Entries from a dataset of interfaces
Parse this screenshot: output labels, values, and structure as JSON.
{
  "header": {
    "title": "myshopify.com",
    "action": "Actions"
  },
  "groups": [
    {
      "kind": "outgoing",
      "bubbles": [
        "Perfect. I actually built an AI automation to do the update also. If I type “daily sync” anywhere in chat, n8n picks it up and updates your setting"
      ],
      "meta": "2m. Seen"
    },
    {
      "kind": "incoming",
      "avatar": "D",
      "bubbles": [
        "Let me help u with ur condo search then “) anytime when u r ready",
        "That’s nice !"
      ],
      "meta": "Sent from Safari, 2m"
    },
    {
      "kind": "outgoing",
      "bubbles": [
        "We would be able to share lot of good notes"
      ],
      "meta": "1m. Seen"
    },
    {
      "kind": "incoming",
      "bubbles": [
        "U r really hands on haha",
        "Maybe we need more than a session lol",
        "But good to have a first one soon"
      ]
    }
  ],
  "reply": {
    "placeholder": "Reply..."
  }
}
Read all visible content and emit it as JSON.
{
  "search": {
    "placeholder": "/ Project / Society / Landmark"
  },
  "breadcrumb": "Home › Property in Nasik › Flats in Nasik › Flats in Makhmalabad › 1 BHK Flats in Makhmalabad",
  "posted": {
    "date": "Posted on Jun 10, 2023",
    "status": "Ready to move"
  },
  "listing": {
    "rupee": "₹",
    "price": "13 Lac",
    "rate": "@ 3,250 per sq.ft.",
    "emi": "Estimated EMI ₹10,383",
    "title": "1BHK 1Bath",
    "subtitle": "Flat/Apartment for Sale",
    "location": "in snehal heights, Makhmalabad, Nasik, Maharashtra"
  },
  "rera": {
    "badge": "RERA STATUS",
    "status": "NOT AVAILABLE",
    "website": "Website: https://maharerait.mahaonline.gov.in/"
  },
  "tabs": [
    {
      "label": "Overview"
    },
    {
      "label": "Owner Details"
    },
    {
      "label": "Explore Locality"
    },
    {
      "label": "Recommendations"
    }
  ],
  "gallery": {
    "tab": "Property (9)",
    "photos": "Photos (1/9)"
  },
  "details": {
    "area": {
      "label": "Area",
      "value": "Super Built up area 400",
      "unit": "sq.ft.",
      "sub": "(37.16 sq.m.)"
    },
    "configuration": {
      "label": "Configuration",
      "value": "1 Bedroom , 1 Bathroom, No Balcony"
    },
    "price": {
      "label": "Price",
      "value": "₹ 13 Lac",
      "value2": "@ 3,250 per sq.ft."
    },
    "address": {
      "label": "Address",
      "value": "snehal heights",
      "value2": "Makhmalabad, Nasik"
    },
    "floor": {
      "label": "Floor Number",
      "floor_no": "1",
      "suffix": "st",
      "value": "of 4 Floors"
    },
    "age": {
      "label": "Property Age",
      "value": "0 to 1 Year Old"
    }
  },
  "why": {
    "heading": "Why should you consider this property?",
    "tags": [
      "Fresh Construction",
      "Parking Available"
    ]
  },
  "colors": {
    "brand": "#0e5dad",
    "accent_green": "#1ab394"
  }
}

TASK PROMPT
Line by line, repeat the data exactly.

TASK OUTPUT
Parse this screenshot: output labels, values, and structure as JSON.
{
  "header": {
    "title": "myshopify.com",
    "action": "Actions"
  },
  "groups": [
    {
      "kind": "outgoing",
      "bubbles": [
        "Perfect. I actually built an AI automation to do the update also. If I type “daily sync” anywhere in chat, n8n picks it up and updates your setting"
      ],
      "meta": "2m. Seen"
    },
    {
      "kind": "incoming",
      "avatar": "D",
      "bubbles": [
        "Let me help u with ur condo search then “) anytime when u r ready",
        "That’s nice !"
      ],
      "meta": "Sent from Safari, 2m"
    },
    {
      "kind": "outgoing",
      "bubbles": [
        "We would be able to share lot of good notes"
      ],
      "meta": "1m. Seen"
    },
    {
      "kind": "incoming",
      "bubbles": [
        "U r really hands on haha",
        "Maybe we need more than a session lol",
        "But good to have a first one soon"
      ]
    }
  ],
  "reply": {
    "placeholder": "Reply..."
  }
}
Read all visible content and emit it as JSON.
{
  "search": {
    "placeholder": "/ Project / Society / Landmark"
  },
  "breadcrumb": "Home › Property in Nasik › Flats in Nasik › Flats in Makhmalabad › 1 BHK Flats in Makhmalabad",
  "posted": {
    "date": "Posted on Jun 10, 2023",
    "status": "Ready to move"
  },
  "listing": {
    "rupee": "₹",
    "price": "13 Lac",
    "rate": "@ 3,250 per sq.ft.",
    "emi": "Estimated EMI ₹10,383",
    "title": "1BHK 1Bath",
    "subtitle": "Flat/Apartment for Sale",
    "location": "in snehal heights, Makhmalabad, Nasik, Maharashtra"
  },
  "rera": {
    "badge": "RERA STATUS",
    "status": "NOT AVAILABLE",
    "website": "Website: https://maharerait.mahaonline.gov.in/"
  },
  "tabs": [
    {
      "label": "Overview"
    },
    {
      "label": "Owner Details"
    },
    {
      "label": "Explore Locality"
    },
    {
      "label": "Recommendations"
    }
  ],
  "gallery": {
    "tab": "Property (9)",
    "photos": "Photos (1/9)"
  },
  "details": {
    "area": {
      "label": "Area",
      "value": "Super Built up area 400",
      "unit": "sq.ft.",
      "sub": "(37.16 sq.m.)"
    },
    "configuration": {
      "label": "Configuration",
      "value": "1 Bedroom , 1 Bathroom, No Balcony"
    },
    "price": {
      "label": "Price",
      "value": "₹ 13 Lac",
      "value2": "@ 3,250 per sq.ft."
    },
    "address": {
      "label": "Address",
      "value": "snehal heights",
      "value2": "Makhmalabad, Nasik"
    },
    "floor": {
      "label": "Floor Number",
      "floor_no": "1",
      "suffix": "st",
      "value": "of 4 Floors"
    },
    "age": {
      "label": "Property Age",
      "value": "0 to 1 Year Old"
    }
  },
  "why": {
    "heading": "Why should you consider this property?",
    "tags": [
      "Fresh Construction",
      "Parking Available"
    ]
  },
  "colors": {
    "brand": "#0e5dad",
    "accent_green": "#1ab394"
  }
}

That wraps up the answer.